Quirky: Ivy farmhouse full of surprises
ADDRESS: 2610 Dick Woods Road
SIZE: 2,380 fin. sq. ft., 595 unfin.
YEAR BUILT: 1900
CURB APPEAL: 9 of 10
LISTED BY: Alice Nye Fitch, Montague Miller 951-7133
The "village of Ivy" must have been quite a place back in the day. Not to say it's not still quite charming, reminiscent of a little English hamlet... but with the zippy addition of Duner's! Houses in the area are equally eccentric.
For example, whoever built the "Ivy Depot" (which we toured a few months ago) created a rambling, eclectic place with an enormous studio/gym, a kitchen with a two-story-high ceiling, and a giant open bathroom at the top of the stairs.
The Ivyites who built this old farmhouse on Three Chop't or Tree Chopped (now Dick Woods) Road must have had similar proclivities. Among the house's many virtues, the most appealing is the charm of surprise.
From the road, the first impression is tidiness. The gardens, lovingly planned by the current owner, are abloom even in the waning days of summer. Rambler roses dot the split-rail fence in front, Japanese maples hover around an old fish pond, and a 120-year old lightning-struck oak stump surrounded by lavender, daylilies, and other perennials has become a leprechaun's dais.
Inside, the surprises multiply. The front door (moved from the side when the road configuration changed about 50 years ago) opens from the wide, columned front porch to a large entrance hall. But here the stairs, instead of rising at the right or left (or even center), face the door from the back of the hall. A small coat closet hides an unusual red and green stained-glass window, a twin of one upstairs. In the bay-windowed living room to the left, a coal-burning fireplace is surrounded by new bright red tiles, striking in their modernity.

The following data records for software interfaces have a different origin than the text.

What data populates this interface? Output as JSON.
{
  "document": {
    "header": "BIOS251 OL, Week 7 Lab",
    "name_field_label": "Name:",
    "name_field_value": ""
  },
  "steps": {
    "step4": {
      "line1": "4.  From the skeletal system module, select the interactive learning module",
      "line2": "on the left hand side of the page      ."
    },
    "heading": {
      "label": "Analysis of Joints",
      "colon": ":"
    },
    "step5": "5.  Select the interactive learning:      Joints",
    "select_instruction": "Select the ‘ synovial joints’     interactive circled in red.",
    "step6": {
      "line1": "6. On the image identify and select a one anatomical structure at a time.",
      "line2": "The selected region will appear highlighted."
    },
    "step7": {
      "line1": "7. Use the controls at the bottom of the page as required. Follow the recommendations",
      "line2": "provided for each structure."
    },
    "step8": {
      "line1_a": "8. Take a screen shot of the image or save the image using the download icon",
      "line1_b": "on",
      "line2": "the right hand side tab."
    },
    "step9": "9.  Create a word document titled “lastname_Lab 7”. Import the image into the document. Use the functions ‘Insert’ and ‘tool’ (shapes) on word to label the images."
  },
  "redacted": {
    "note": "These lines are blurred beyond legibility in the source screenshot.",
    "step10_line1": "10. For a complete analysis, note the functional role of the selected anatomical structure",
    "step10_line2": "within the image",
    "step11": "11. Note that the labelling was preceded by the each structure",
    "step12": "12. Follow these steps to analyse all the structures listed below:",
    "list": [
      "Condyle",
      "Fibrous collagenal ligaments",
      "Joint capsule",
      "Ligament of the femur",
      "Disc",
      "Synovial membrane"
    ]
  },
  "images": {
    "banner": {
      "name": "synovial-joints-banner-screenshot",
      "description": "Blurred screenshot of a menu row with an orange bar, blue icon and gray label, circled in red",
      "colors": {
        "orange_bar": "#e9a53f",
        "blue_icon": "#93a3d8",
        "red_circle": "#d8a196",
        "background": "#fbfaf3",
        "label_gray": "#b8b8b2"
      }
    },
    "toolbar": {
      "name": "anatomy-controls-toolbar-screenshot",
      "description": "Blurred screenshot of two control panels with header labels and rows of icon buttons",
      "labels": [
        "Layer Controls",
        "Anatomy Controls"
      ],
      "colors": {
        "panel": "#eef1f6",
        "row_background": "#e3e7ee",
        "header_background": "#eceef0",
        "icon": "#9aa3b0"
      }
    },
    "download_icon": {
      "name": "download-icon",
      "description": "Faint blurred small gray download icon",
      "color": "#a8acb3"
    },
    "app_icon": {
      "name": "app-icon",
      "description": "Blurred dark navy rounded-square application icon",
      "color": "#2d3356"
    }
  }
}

The dining room between the kitchen and living room also has a fireplace, and woodwork on bookshelves on the opposite wall was detailed by a careful carpenter to match the mantel supports. The kitchen beyond opens to a new deck built around a huge maple tree, more evidence of the owner's devotion to her garden. Also on this level is a fully tiled new bathroom with impressionistic blue/green stained glass windows that must make taking a shower there seem like deep-sea diving.
Up the odd forward-facing stairs are three bedrooms and a sleeping porch, which could be another bedroom but for the absence of a closet. The full bath here is just a bath, not as witty as the one downstairs, but perfectly serviceable. Two of the bedrooms are joined by a door, a boon for a young family with a baby. Or a new owner might want to keep the current arrangement, using the back bedroom, with its ample storage, as a study/office. This floor (but not the first) has central air.
An understated recent efficiency addition in the back of the house, sloping down the hill toward Route 250 (the lot goes all the way to the road), could be a rental unit or quarters for a nanny for the above-mentioned new baby. Its metal roof matches the house roof, and its Hardiplank siding blends better than one might expect with the solid stucco of the house. There's a garage next to it, under the deck.
Well, you say, where's the quirky? Wait 'til you get to the basement! Down here is the furnace, kerosene-fired from a big tank just outside the door, which provides baseboard hot-water heat upstairs. Beside it is the water tank (many Ivy dwellers depend on wells) with a purifying system involving salt blocks. Beside the entry door is a long cement trough, puzzling– until the owner explains its use as a convenient cooler for summer watermelons. Where else are you going to find one of those?
The best thing about this house, however, is the current owners, who know its every nook and cranny, and who have made it uniquely their own, from the under-sea bathroom decor to the lush gardens. Alas, the owners do not convey. The buyer will have the heavy responsibility of filling their shoes and continuing the area's tradition of slightly off-beat charm.
Maybe the effort will help Ivy remain its quaint self for a little while longer, protected by its flower market and railroad trestle from the depredations of the monotonous subdivisions creeping up on every side.
PHOTOS BY ROSALIND WARFIELD-BROWN